The stockholder rights plan, approved unanimously by Netflix’s board on Nov. 2, would be triggered if an “activist shareholder” acquired 10 percent of the stock, or an institutional investor bought 20 percent, Jonathan Friedland, a company spokesman, said in an interview.
The move is meant to make a hostile takeover too costly. Icahn, 76, said on Oct. 31 he holds stock and options representing 5.54 million shares and that the video service is an attractive target for larger companies, including Amazon.com Inc. and Verizon Communications Inc., that have entered the market Netflix pioneered. The poison pill gives Chief Executive Officer Reed Hastings time to press his international expansion.
“The management team is going to make efforts to avoid getting taken out before the investment phase is over,” said Michael J. Olson, a Piper Jaffray Cos. analyst in Minneapolis who has a neutral rating on the stock. “One of the company’s biggest fears is not being able to realize the growth potential and ultimate profitability of the business model.”
Netflix has received no takeover offer and has had no discussions with Icahn, said a person familiar with the matter who asked not to be identified because it is private.
The shareholders’ rights plan is intended to protect Netflix and its stockholders from efforts to gain control that the board deems not in the best interests of the company, Netflix said in a statement today.
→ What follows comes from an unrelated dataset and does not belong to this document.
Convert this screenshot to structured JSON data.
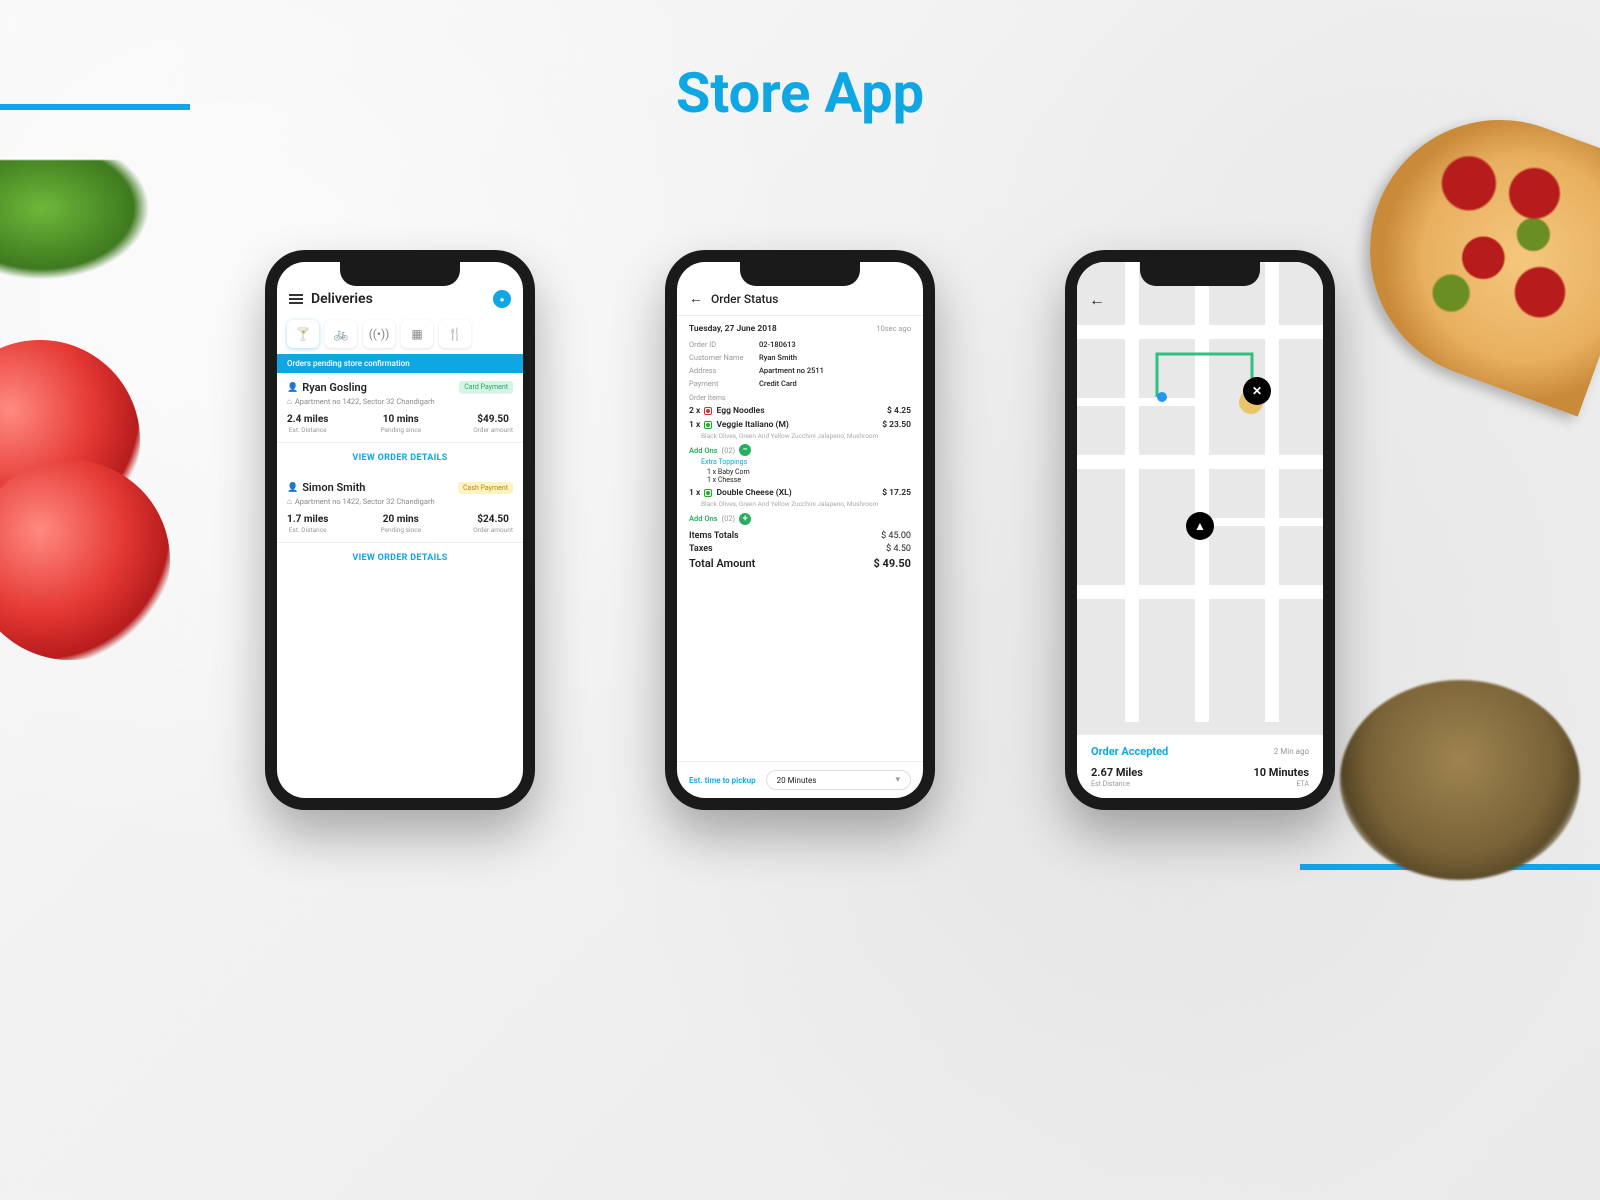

It’s not meant to interfere with any merger approved by the board, Netflix said.
The measure will expire in three years unless Los Gatos, California-based Netflix votes to extend it.
Netflix gained 1.7 percent to $78.24 at the close in New York. The shares have whipsawed in the past two years, falling from a peak closing price of $298.73 in July 2011 to as low as $53.80 in September. The shares declined 12 percent on Oct. 24, the day after the company reported subscriber growth that disappointed investors also weighing its content and international expansion costs. The stock is up 13 percent this year.
Netflix is working with investment banks Morgan Stanley and Goldman Sachs Group Inc., said people with knowledge of the situation who spoke on condition of anonymity because the matter is private. The banks are long-term advisers and new ones haven’t been brought in, the people said. Michael Duvally, a spokesman for Goldman Sachs, declined to comment, as did Mary Claire Delaney at Morgan Stanley.
Friedland declined to say whether the advisers were involved in the drafting of the poison pill.
Icahn spent $168.9 million to buy 1.25 million Netflix shares and 4.29 million options, according to his filing. The options expire in September 2014. All of Icahn’s holdings except 750,000 shares were purchased in the previous 60 days, according to the filing.
In a filing today, Icahn called the poison pill “an example of poor governance.” He also said Netflix has ignored shareholder wishes that the company “de-stagger its board.”
The investor last year ended a battle for control of Lions Gate Entertainment Corp. after failing to win board seats, and bid unsuccessfully for software maker Mentor Graphics Corp. He said he invested in Netflix because the company is undervalued, based on its market position and prospects for international expansion.